"When he became women's coach, he really fell in love with what it represented," said son Charlie Buscaglia, Robert Morris' associate head coach who will take over as head coach next season. "What it represents is women going out there working equally as hard as the men's side and fighting for them to get the recognition and the credit for how hard they work."
 
Buscaglia completely rejuvenated the Robert Morris women's basketball program when he arrived before the 2003­04 season. The Colonials hadn't been to a tournament since 1988­89, and he inherited a team that went 1­26 the year before.
 
His first season, Robert Morris finished 3­24. Just one year later, he led the 2004­05 team to a20­10 mark, the third biggest turnaround in Division I history. Since then, he's taken the Colonials to six national tournaments, including three NCAA Tournaments.
 
But while the success on the court has been impressive, Buscaglia also wants to leave a mark as a champion for women's athletics.

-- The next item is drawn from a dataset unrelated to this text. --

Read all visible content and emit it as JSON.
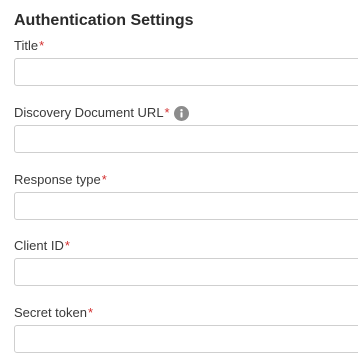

He pushes for media coverage, for female athletics to get attention for their accomplishments, for equal promotion.
 
It's not something he plans to stop, either, when he retires after this season. He still plans to campaign for recognition, and athletic director Craig Coleman wouldn't expect anything less.
 
"I frankly expect him to continue that from beyond the grave," Coleman said with a laugh. "I feel like we could have a seance and he would appear."
 
Coleman, who also coaches the softball team, said he doesn't think anyone — not even Buscaglia's own players or other Robert Morris women's teams — understand just how hard Buscaglia works to promote them.
 
"He is tireless in his efforts to not just get his own program the attention it deserves, but all of our women's sports," Coleman said. "It's something that's been a lifelong passion of his. He's there everyday with these young women and they work just as hard as the men and they go through all the same trials and tribulations as the men.
 
"He cares an awful lot about them and it breaks his heart when 2,000 people show up to watch the men play and 200 people show up to watch the women play. He is always advocating for doing more for the women, trying to come up with new marketing ideas to get people to the games."
 
Buscaglia has seen progress. Not as much as he'd like, but progress nonetheless. Women's sports and men's sports are more equal now in resources and funding than when he started, and he commended Robert Morris in particular for what the university does for women's athletic financially.
 
Still, there's work to be done. It can't just be the people working in athletics striving to make a change, he said, it has to be the community and the fans and other university employees. It's about altering the culture of the country as a whole, to build a consciousness for the value of women's sports that wasn't there before.
 
"The fact that I know that my coach has my back means everything," said senior Ashley Ravelli. "If he's out there talking to people, I know he'll talk good about us. I know he doesn't complain that he's coaching women. He loves that he's coaching women. He supports us. It means everything.
 
"You can't ask for more than knowing that your coach has your back. He's there to tell you you're good enough to do this. You're not a guy, but you're good enough to do this."
 
Objectively, Buscaglia understands why men's sports are more of a draw, but he wants fans to look at sports, particularly college sports, in a different way. In many ways, female athletes personify what student­athletes are supposed to be, he said, and it's time for everyone else to pay attention.
 
"I think we in society look at everything from an entertainment value," he said. "Men entertain us more. They dunk. They run faster. That's just the truth, they do. But I think we should foster the complete picture of what college athletics is about.
 
"It's not just about entertainment. It's about young people, men or women, who are representing their school. I'm going to a game to see a student­athlete, a true student­athlete, a kid who gets good grades, is a good kid. Get excited about who you are supporting."